The first sound adaptation stars Seymour Hicks as Scrooge, a character he played HUNDREDS of times on stage. He’s very good, the film has several scenes and a lot of dialogue in common with the more famous 1938 version. This one is well done, but doesn’t place the same emphasis on Tiny Tim as the ’38 version which hampers the whole transformation of Scrooge. Also, I’d forgotten that the “ghosts“ are not shown onscreen with the exception of Christmas Present. Another drawback: all the streaming services are showing a colorized version (not horrible but not the original B&W film).
View attachment 206421

I once saw a print of this version years ago on a library copy of the live-action Sim version. The print quality was not very good and it also felt like there were bits missing, which really hampered my appreciation for this version. I later discovered that this was indeed the case and that there at least 17 minutes missing from the print I saw. I still need to see the longer version, but I did find the fact that 3 out of 4 spirits were not shown rather interesting (I’m not sure how accurate it is, nor do I remember if it was actually him, but IMDb apparently says that no less than Claude Rains provided the voice of Marley in this version).
 

EricSchulz

Senior HTF Member
Joined
Jan 6, 2004
Messages
5,583
#6
A Christmas Carol (1984)

I am surprised I’ve never seen this before. A really well done period piece. I loved George C. Scott as Scrooge. The rest of the cast is solid, although every Tiny Tim I end up comparing to the one in the Reginald Owen version. One thing I really enjoyed about this version is that it’s a half hour longer than the previous ones I talked about giving it a lot of room to expand and explore the characters and their motivations. Definitely worth seeing if you like the story.

IMG_4144.jpeg
 

KPmusmag

Screenwriter
Joined
Sep 9, 2011
Messages
1,637
Location
Henderson, NV
Real Name
Kevin Parcher
I went on a binge last week my self and watched the Reginald Owen, Alastair Sim, George C Scott and Patrick Stewart versions. I enjoyed all of them. I know the Patrick Stewart version falls short for some, but I love it. Also - his audio book version is really good IMO. Speaking of the book - I read that last week also as I wondered what had been embellished, if anything, in the different versions. I discovered anew that Dickens' prose is SO splendid, his command of English so impressive, and much of its music is lost on the screen, no matter how good the film is. Do read the book if you haven't in a while; it took me less than two hours and I found it quite worthwhile.
 

EricSchulz

Senior HTF Member
Joined
Jan 6, 2004
Messages
5,583
#7
Carol for Another Christmas (1964)

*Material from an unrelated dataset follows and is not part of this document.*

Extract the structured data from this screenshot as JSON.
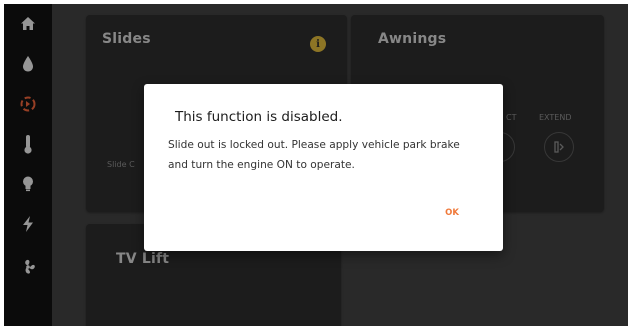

“Carol for Another Christmas” was originally a TV movie from Christmas 1964. It was written by Rod Serling (Twilight Zone, Night Gallery) and directed by Joseph Mankiewicz (All About Eve, Guys and Dolls, Cleopatra). It’s probably the most provocative adaptation I’ve ever seen. It’s a loose retelling of A Christmas Carol but set against the Cold War, bomb scares, the Red Menace and the war-related death of the son of Daniel Grudge. It’s a fascinating look at war, world peace, and how we view things that do or don’t directly affect us. The cast is outstanding. Sterling Hayden, Steve Lawrence, Peter Sellers and a really chilling performance by Robert Shaw as the Ghost of Christmas Yet to Come. It’s dark, depressing, scary and compelling. It actually wasn’t shown again for almost 50 years after its original broadcast. It’s definitely NOT your typical Christmas movie.

IMG_4154.jpeg
 

Users who are viewing this thread

Sign up for our newsletter

and receive essential news, curated deals, and much more







You will only receive emails from us. We will never sell or distribute your email address to third party companies at any time.

Latest Articles

Forum statistics

Threads
356,953
Messages
5,126,990
Members
144,215
Latest member
WavyJawn
Recent bookmarks
0
Top